Lae is a city in the Huon Gulf region of Papua New Guinea.


Lae is Papua New Guinea's second city, after the capital Port Moresby and its main economic hub as most of the production from the country's Highlands area is exported through the city, transported along the Highlands Highway. With no road connections between Port Moresby and much of the rest of the mainland, Lae's port is also the main way by which food from the Highlands (potatoes, sweet potatoes, cabbages, etc) reaches the capital. Coastal shipping from Lae also offers a cheaper transport option for those who cannot afford to fly to Port Moresby. Known as the "gateway to the Highlands", this does Lae a disservice as it has much to offer in its own right.

In the 1920s, Lae was the busiest airport in the world - it was there that aviators in the gold mining industry first proved that it was commercially feasible to ship cargo (and not just people) by air.

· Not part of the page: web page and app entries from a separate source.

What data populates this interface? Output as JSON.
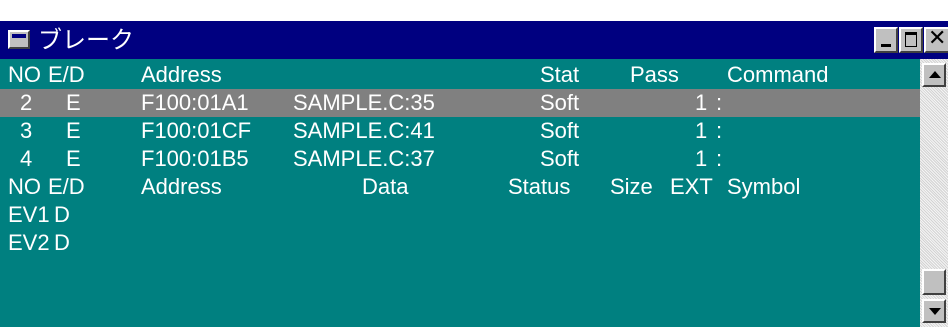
{
  "window": {
    "title": "ブレーク",
    "close_glyph": "✕"
  },
  "colors": {
    "titlebar": "#000080",
    "content_bg": "#008080",
    "selected_bg": "#808080",
    "text": "#ffffff"
  },
  "break_table": {
    "headers": {
      "no": "NO",
      "ed": "E/D",
      "address": "Address",
      "stat": "Stat",
      "pass": "Pass",
      "command": "Command"
    },
    "rows": [
      {
        "no": "2",
        "ed": "E",
        "address": "F100:01A1",
        "symbol": "SAMPLE.C:35",
        "stat": "Soft",
        "pass": "1",
        "sep": ":"
      },
      {
        "no": "3",
        "ed": "E",
        "address": "F100:01CF",
        "symbol": "SAMPLE.C:41",
        "stat": "Soft",
        "pass": "1",
        "sep": ":"
      },
      {
        "no": "4",
        "ed": "E",
        "address": "F100:01B5",
        "symbol": "SAMPLE.C:37",
        "stat": "Soft",
        "pass": "1",
        "sep": ":"
      }
    ]
  },
  "event_table": {
    "headers": {
      "no": "NO",
      "ed": "E/D",
      "address": "Address",
      "data": "Data",
      "status": "Status",
      "size": "Size",
      "ext": "EXT",
      "symbol": "Symbol"
    },
    "rows": [
      {
        "no": "EV1",
        "ed": "D"
      },
      {
        "no": "EV2",
        "ed": "D"
      }
    ]
  },
  "scrollbar": {
    "up_icon": "up-arrow-icon",
    "down_icon": "down-arrow-icon"
  }
}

Lae was the last known stop of aviator Amelia Earhart on her attempted around-the-world air journey in 1937. She did not reach Howland Island, her next planned refueling stop. During World War II, Lae was a major base for Japanese troops.

Get in

By plane

Lae's airport is at Nadzab, about 40km north of the city. This was a major US base towards the end of the war. It is served by:

By car

Lae can be reached by car from most cities in PNG's Highlands, via the Highlands Highway, and also from Madang on the north coast.

By boat

It is possible to get a berth on a coastal freighter from Port Moresby.

Get around

Take care when driving around Lae as, although the roads are improving, there are many pot holes.

It is advisible to leave a good space between yourself and the car in front of you so you can make a quick getaway if need be.





Stay safe

It is inadvisable for a tourist to wander the streets of Lae alone, even in crowded shopping areas (crime). But for little or no money, a hotel guard may accompany a lone traveler for a short walk to go shopping or to the bank.

Go next

This article is issued from Wikivoyage - version of the Monday, September 28, 2015. The text is available under the Creative Commons Attribution/Share Alike but additional terms may apply for the media files.